RECORDS TO PROCESS
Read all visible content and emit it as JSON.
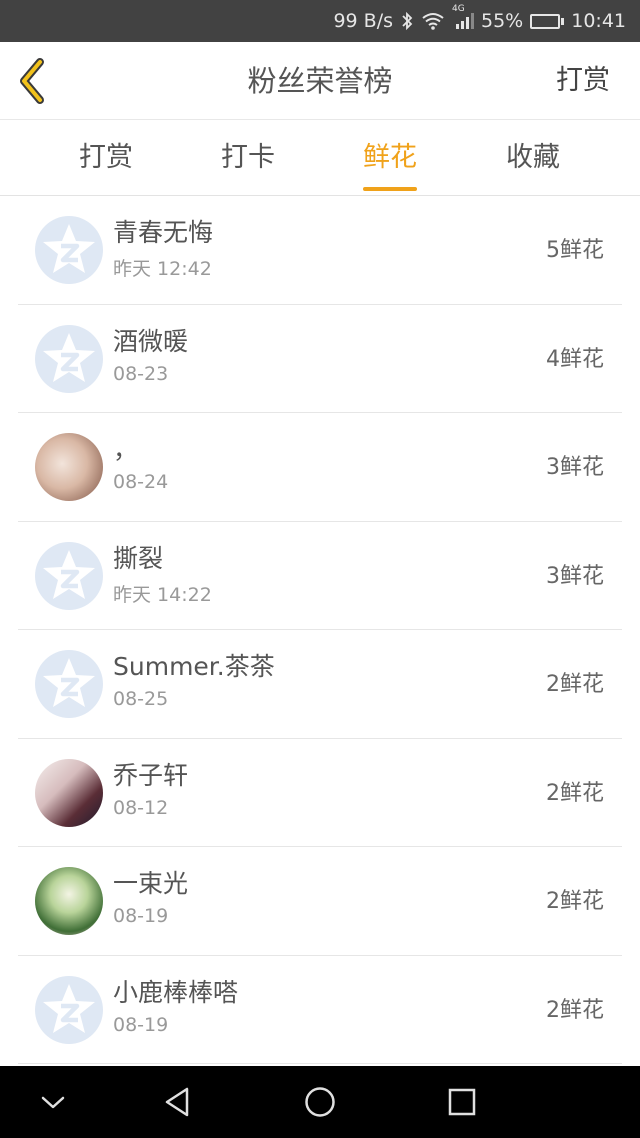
{
  "status_bar": {
    "net_speed": "99 B/s",
    "signal_badge": "4G",
    "battery": "55%",
    "battery_level": 0.55,
    "time": "10:41"
  },
  "header": {
    "title": "粉丝荣誉榜",
    "action_label": "打赏"
  },
  "tabs": [
    {
      "label": "打赏",
      "active": false
    },
    {
      "label": "打卡",
      "active": false
    },
    {
      "label": "鲜花",
      "active": true
    },
    {
      "label": "收藏",
      "active": false
    }
  ],
  "accent_color": "#f0a21a",
  "fans": [
    {
      "name": "青春无悔",
      "time": "昨天 12:42",
      "count": "5鲜花",
      "avatar": "placeholder"
    },
    {
      "name": "酒微暖",
      "time": "08-23",
      "count": "4鲜花",
      "avatar": "placeholder"
    },
    {
      "name": "，",
      "time": "08-24",
      "count": "3鲜花",
      "avatar": "photo1"
    },
    {
      "name": "撕裂",
      "time": "昨天 14:22",
      "count": "3鲜花",
      "avatar": "placeholder"
    },
    {
      "name": "Summer.茶茶",
      "time": "08-25",
      "count": "2鲜花",
      "avatar": "placeholder"
    },
    {
      "name": "乔子轩",
      "time": "08-12",
      "count": "2鲜花",
      "avatar": "photo2"
    },
    {
      "name": "一束光",
      "time": "08-19",
      "count": "2鲜花",
      "avatar": "photo3"
    },
    {
      "name": "小鹿棒棒嗒",
      "time": "08-19",
      "count": "2鲜花",
      "avatar": "placeholder"
    }
  ],
  "icons": {
    "back": "chevron-left-icon",
    "placeholder_avatar": "qzone-star-icon",
    "nav": [
      "chevron-down-icon",
      "back-triangle-icon",
      "home-circle-icon",
      "recents-square-icon"
    ]
  }
}
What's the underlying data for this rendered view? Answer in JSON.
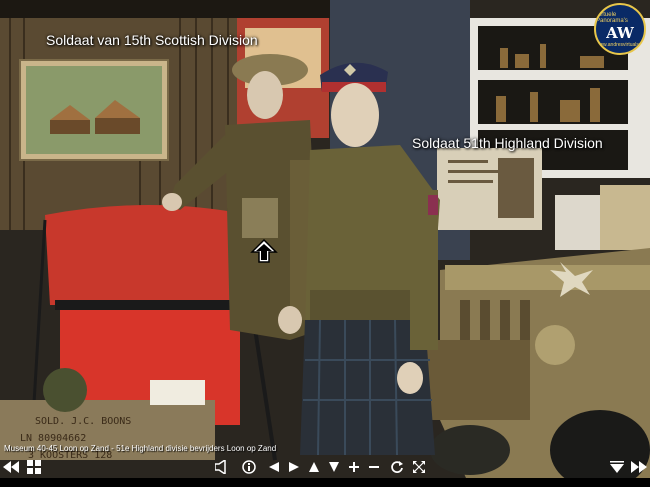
{
  "panorama": {
    "hotspot_1": "Soldaat van 15th Scottish Division",
    "hotspot_2": "Soldaat 51th Highland Division",
    "caption": "Museum 40-45 Loon op Zand - 51e Highland divisie bevrijders Loon op Zand"
  },
  "logo": {
    "top_text": "Virtuele Panorama's",
    "monogram": "AW",
    "bottom_text": "www.andresvirtuals.nl"
  },
  "scene_text": {
    "crate": "SOLD. J.C. BOONS",
    "crate_line2": "LN 80904662",
    "crate_line3": "3 KOOSTERS 128"
  },
  "toolbar": {
    "icons": [
      "rewind-icon",
      "grid-icon",
      "speaker-icon",
      "info-icon",
      "arrow-left-icon",
      "arrow-right-icon",
      "arrow-up-icon",
      "arrow-down-icon",
      "zoom-in-icon",
      "zoom-out-icon",
      "rotate-icon",
      "fullscreen-icon",
      "triangle-down-icon",
      "fast-forward-icon"
    ]
  },
  "colors": {
    "logo_bg": "#0a2a66",
    "logo_ring": "#e8c64a"
  }
}
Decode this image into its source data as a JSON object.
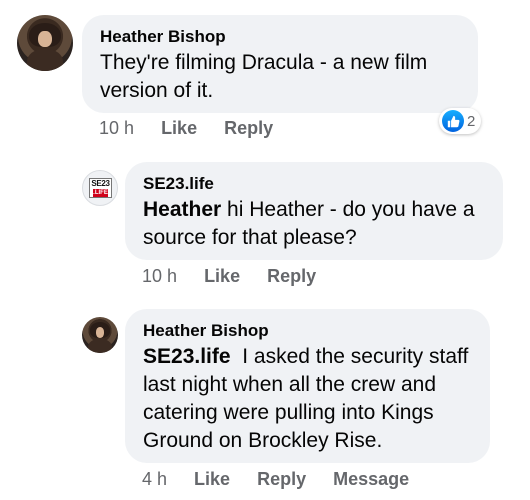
{
  "comments": [
    {
      "author": "Heather Bishop",
      "text": "They're filming Dracula - a new film version of it.",
      "time": "10 h",
      "actions": [
        "Like",
        "Reply"
      ],
      "reaction": {
        "icon": "like-icon",
        "count": "2"
      }
    },
    {
      "author": "SE23.life",
      "avatar_logo": {
        "top": "SE23",
        "bottom": ".LIFE"
      },
      "mention": "Heather",
      "text": "hi Heather - do you have a source for that please?",
      "time": "10 h",
      "actions": [
        "Like",
        "Reply"
      ]
    },
    {
      "author": "Heather Bishop",
      "mention": "SE23.life",
      "text": "I asked the security staff last night when all the crew and catering were pulling into Kings Ground on Brockley Rise.",
      "time": "4 h",
      "actions": [
        "Like",
        "Reply",
        "Message"
      ]
    }
  ],
  "colors": {
    "bubble": "#f0f2f5",
    "meta_text": "#65676b",
    "like_blue": "#1877f2"
  }
}
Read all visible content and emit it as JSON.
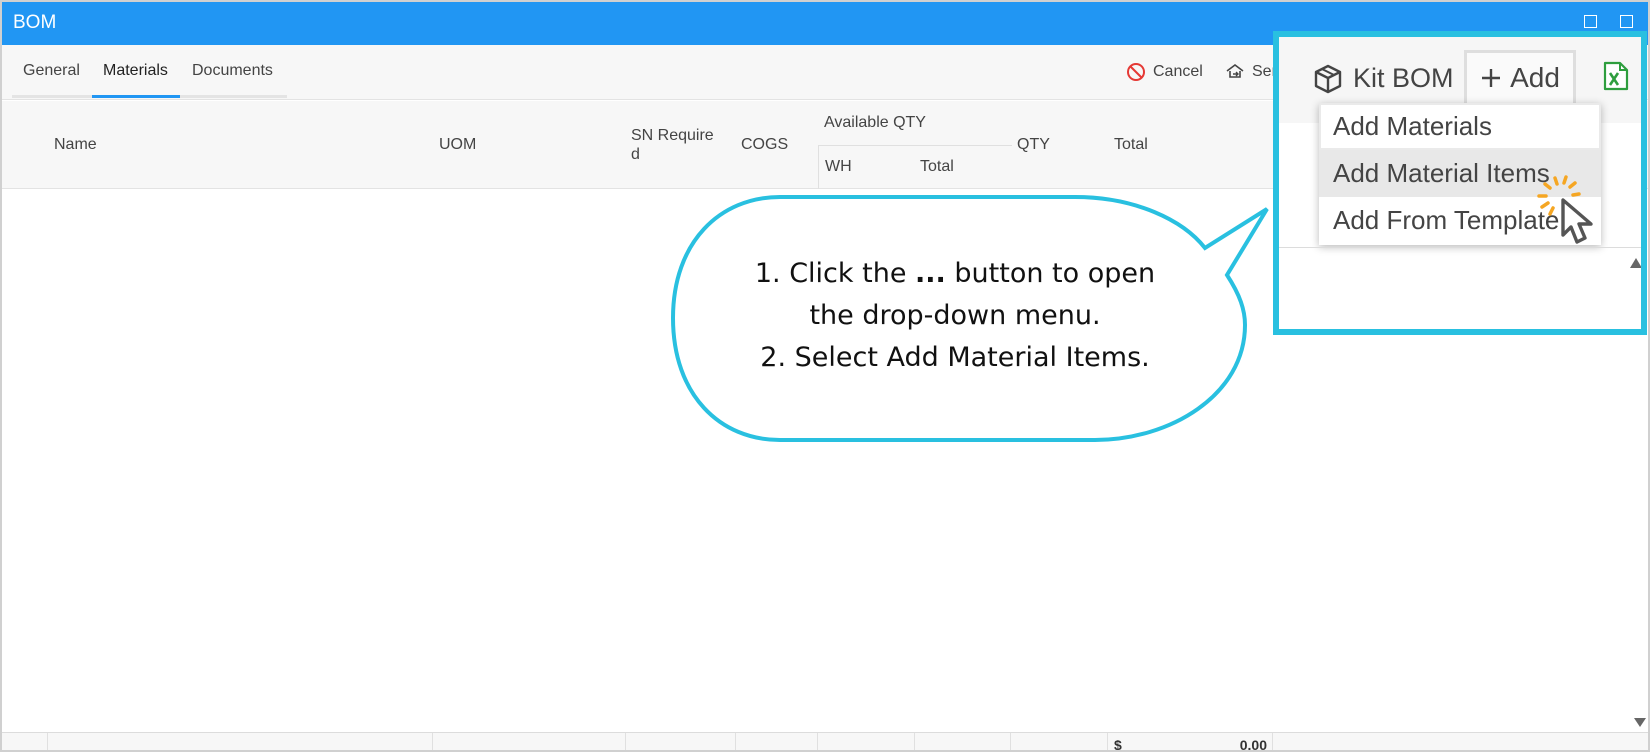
{
  "window": {
    "title": "BOM"
  },
  "tabs": [
    {
      "label": "General"
    },
    {
      "label": "Materials",
      "active": true
    },
    {
      "label": "Documents"
    }
  ],
  "toolbar": {
    "cancel_label": "Cancel",
    "send_label": "Sen"
  },
  "columns": {
    "name": "Name",
    "uom": "UOM",
    "sn_required_line1": "SN Require",
    "sn_required_line2": "d",
    "cogs": "COGS",
    "available_qty": "Available QTY",
    "wh": "WH",
    "avail_total": "Total",
    "qty": "QTY",
    "total": "Total"
  },
  "footer": {
    "currency": "$",
    "total_value": "0.00"
  },
  "callout": {
    "line1_prefix": "1. Click the",
    "line1_bold": "...",
    "line1_suffix": "button to open",
    "line2": "the drop-down menu.",
    "line3": "2. Select Add Material Items."
  },
  "zoom": {
    "kit_bom_label": "Kit BOM",
    "add_label": "Add",
    "menu_items": [
      "Add Materials",
      "Add Material Items",
      "Add From Template"
    ],
    "highlighted_item": "Add Material Items"
  },
  "colors": {
    "titlebar": "#2196f3",
    "accent": "#2196f3",
    "callout_border": "#29c0e0",
    "cancel_icon": "#e53935",
    "excel_icon": "#2e9e3e",
    "click_burst": "#f5a623"
  },
  "icons": [
    "maximize-icon",
    "restore-icon",
    "cancel-icon",
    "send-icon",
    "kit-box-icon",
    "plus-icon",
    "excel-icon",
    "mouse-cursor-icon"
  ]
}
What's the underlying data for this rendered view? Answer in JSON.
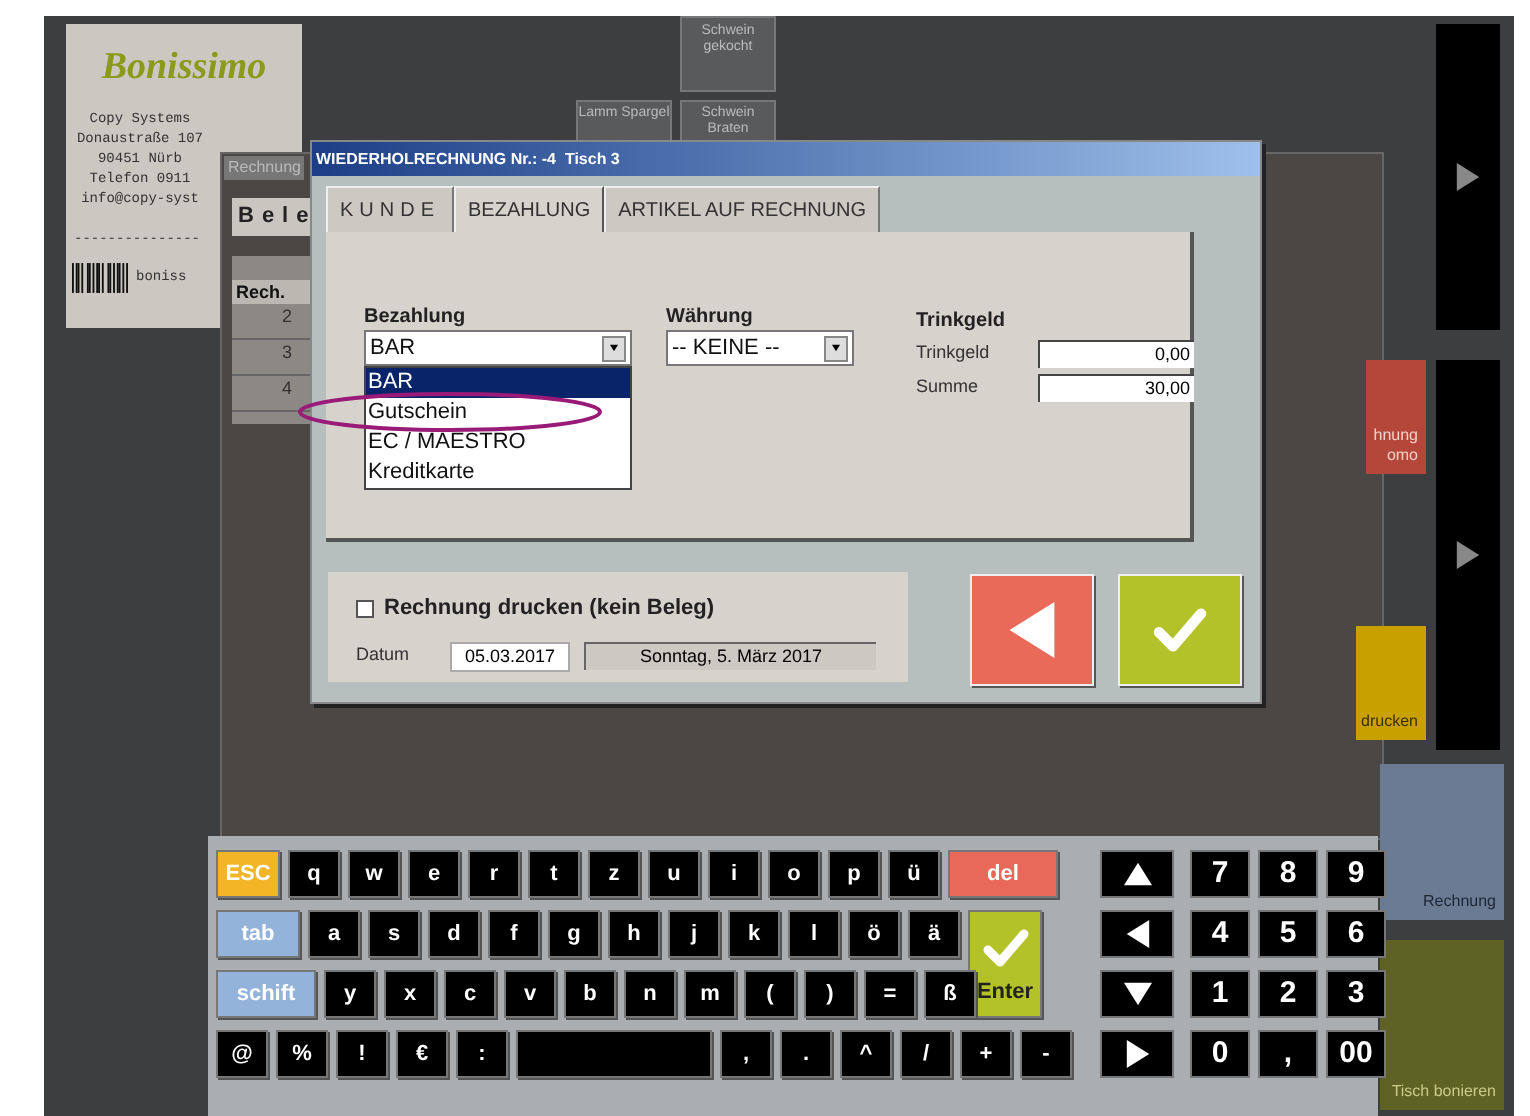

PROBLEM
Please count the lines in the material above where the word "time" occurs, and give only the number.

ANSWER TO THIS EXERCISE
12